A new law to accurately measure charged macromolecules

October 24, 2016

AMHERST, Mass. - For biochemists, measuring the size and diffusion properties of large molecules such as proteins and DNA using dynamic light-scattering techniques and the Stokes-Einstein formula has been mostly straightforward for decades, except for one major snag - it doesn't work when these macromolecules carry an electric charge.

Now polymer theorist Murugappan Muthukumar at the University of Massachusetts Amherst has derived a solution to the 40-year dilemma, proposing a new theory that is allowing polymer chemists, engineers and biochemists for the first time to successfully apply the Stokes-Einstein law governing situations that involve charged macromolecules. Details appear in the current early online edition of Proceedings of the National Academy of Sciences.

As Muthukumar explains, "The ability of molecules to diffuse becomes smaller as the molecule's size gets larger, but for charged molecules, it's not true, diffusion doesn't depend on size. This was very surprising to physicists and biochemists 40 years ago when they were trying to measure charged macromolecules using light scattering. They also found that molecules of the same charge were aggregating, or clumping when they should repel each other. It was very surprising and nobody understood why."

Further, experiments showed that when the repulsion between similarly-charged molecules is made weaker by adding salt to the solution, the clumps went away, he says. "People were mystified by not being able to measure the size of these molecules accurately, and by their unusual behavior."

After a long process of eliminating possible explanations, he now understands what is happening. "It turns out that these molecules are not alone, there are small ions all around them, neutralizing the charges of the macromolecules," Muthukumar says. "These small ions are more agile and control the behavior of the macromolecules."

His paper offers formulae and testable predictions of a new theory or law governing charged macromolecules, DNA, proteins and synthetic poly-electrolytes. Experimental polymer scientists are already testing the new ideas in current investigations.

Muthukumar says this solution took him ten years to work out. "I began by simply believing the experimental facts and accepting that there must be an explanation. I started by taking a walk and asking myself, how could this be?"

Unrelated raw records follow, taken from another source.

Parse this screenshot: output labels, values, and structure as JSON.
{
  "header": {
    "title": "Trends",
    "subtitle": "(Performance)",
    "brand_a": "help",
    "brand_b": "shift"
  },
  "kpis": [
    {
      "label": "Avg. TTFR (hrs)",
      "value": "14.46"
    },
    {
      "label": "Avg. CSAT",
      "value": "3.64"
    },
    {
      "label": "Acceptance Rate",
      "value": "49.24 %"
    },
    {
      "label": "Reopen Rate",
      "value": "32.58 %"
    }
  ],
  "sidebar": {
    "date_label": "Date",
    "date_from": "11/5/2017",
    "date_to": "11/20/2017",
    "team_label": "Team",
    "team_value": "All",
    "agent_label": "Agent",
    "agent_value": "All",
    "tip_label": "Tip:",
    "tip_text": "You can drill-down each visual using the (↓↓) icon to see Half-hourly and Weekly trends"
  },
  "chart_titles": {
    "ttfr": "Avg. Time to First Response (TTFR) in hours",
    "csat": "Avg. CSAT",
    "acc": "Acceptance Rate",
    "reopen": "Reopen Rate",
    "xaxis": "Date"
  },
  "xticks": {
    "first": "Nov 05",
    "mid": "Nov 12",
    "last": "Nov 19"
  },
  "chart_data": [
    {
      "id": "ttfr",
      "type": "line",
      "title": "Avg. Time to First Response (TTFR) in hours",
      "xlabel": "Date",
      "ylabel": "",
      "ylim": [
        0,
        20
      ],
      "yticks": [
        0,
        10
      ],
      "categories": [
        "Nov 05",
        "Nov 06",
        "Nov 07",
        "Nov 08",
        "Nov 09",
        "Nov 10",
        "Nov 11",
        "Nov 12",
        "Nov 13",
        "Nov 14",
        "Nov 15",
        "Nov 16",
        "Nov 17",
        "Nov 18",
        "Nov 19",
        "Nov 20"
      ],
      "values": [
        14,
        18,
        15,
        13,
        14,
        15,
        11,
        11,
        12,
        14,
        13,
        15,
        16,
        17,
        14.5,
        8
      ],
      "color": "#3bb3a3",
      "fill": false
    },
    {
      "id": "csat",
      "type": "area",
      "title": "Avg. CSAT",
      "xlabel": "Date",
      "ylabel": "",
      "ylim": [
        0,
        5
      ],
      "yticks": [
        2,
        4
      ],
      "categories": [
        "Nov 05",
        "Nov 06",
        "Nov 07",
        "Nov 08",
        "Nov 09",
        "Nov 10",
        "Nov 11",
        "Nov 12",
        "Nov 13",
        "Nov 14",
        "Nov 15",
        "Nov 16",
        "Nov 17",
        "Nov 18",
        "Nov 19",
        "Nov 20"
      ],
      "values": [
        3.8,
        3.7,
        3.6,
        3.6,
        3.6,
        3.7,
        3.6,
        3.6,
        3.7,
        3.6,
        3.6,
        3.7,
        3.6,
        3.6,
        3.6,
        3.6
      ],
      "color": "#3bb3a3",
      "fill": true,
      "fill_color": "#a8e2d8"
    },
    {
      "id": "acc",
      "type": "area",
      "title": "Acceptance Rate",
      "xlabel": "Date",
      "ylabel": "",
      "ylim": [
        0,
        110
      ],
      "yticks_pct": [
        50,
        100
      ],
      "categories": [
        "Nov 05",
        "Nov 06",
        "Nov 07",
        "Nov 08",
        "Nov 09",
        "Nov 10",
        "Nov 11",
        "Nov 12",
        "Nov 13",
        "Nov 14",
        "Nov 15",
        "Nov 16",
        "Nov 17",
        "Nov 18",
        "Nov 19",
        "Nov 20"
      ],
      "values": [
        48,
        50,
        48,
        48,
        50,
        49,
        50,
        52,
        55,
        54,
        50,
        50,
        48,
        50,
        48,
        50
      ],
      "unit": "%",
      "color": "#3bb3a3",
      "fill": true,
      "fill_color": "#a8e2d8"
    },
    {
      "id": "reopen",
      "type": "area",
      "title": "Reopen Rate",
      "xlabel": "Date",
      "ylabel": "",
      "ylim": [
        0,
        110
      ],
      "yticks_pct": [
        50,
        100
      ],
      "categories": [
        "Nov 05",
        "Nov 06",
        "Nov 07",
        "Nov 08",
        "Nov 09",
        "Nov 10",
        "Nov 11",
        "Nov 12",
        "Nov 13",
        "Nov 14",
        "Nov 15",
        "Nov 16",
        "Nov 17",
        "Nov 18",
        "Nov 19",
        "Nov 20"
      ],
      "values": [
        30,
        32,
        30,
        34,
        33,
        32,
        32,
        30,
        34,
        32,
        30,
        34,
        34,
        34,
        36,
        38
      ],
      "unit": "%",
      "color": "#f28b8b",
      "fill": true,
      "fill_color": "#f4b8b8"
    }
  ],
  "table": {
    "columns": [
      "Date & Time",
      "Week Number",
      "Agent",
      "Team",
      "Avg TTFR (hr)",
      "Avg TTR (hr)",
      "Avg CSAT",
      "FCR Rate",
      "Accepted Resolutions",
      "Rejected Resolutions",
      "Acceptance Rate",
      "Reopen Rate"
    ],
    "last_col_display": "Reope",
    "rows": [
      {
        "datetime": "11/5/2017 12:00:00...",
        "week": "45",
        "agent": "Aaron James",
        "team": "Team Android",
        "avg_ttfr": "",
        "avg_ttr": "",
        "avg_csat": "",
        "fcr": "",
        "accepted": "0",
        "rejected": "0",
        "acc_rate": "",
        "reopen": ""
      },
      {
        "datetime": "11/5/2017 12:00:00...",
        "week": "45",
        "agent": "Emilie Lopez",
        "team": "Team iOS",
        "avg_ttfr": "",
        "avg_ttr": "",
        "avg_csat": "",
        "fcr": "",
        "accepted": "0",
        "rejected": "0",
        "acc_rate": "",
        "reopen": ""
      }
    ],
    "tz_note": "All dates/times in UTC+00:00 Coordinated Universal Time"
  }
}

As the theorist approached experimentalists with his ideas for solving the conundrum over the years, each had an objection that Muthukumar had to overcome. Finally, he reached the ion solution and heard no protest. "They have to be there," he now says. "The whole system has to be electrically neutral, otherwise you'd have an instability, which does not happen. Now we know how much the small ions are contributing. Using my formula, size of charged macromolecules can now be accurately determined using light scattering."
Muthukumar, the Wilmer D. Barrett Professor of polymer science and engineering at UMass Amherst, was selected last month to receive the 2017 American Chemical Society's Award in Polymer Chemistry. He has received many other awards including the Polymer Physics Prize of the American Physical Society and the Humboldt Research Award. Colleagues have called him one of the leading polymer theorists in the world today.

University of Massachusetts at Amherst

Related Molecules Articles from Brightsurf:

Finally, a way to see molecules 'wobble'
Researchers at the University of Rochester and the Fresnel Institute in France have found a way to visualize those molecules in even greater detail, showing their position and orientation in 3D, and even how they wobble and oscillate.

Water molecules are gold for nanocatalysis
Nanocatalysts made of gold nanoparticles dispersed on metal oxides are very promising for the industrial, selective oxidation of compounds, including alcohols, into valuable chemicals.

Water molecules dance in three
An international team of scientists has been able to shed new light on the properties of water at the molecular level.

How molecules self-assemble into superstructures
Most technical functional units are built bit by bit according to a well-designed construction plan.

Breaking down stubborn molecules
Seawater is more than just saltwater. The ocean is a veritable soup of chemicals.

Shaping the rings of molecules
Canadian chemists discover a natural process to control the shape of 'macrocycles,' molecules of large rings of atoms, for use in pharmaceuticals and electronics.

The mysterious movement of water molecules
Water is all around us and essential for life. Nevertheless, research into its behaviour at the atomic level -- above all how it interacts with surfaces -- is thin on the ground.

Spectroscopy: A fine sense for molecules
Scientists at the Laboratory for Attosecond Physics have developed a unique laser technology for the analysis of the molecular composition of biological samples.

Looking at the good vibes of molecules
Label-free dynamic detection of biomolecules is a major challenge in live-cell microscopy.

Colliding molecules and antiparticles
A study by Marcos Barp and Felipe Arretche from Brazil published in EPJ D shows a model of the interaction between positrons and simple molecules that is in good agreement with experimental results.

Read More: Molecules News and Molecules Current Events
Brightsurf.com is a participant in the Amazon Services LLC Associates Program, an affiliate advertising program designed to provide a means for sites to earn advertising fees by advertising and linking to Amazon.com.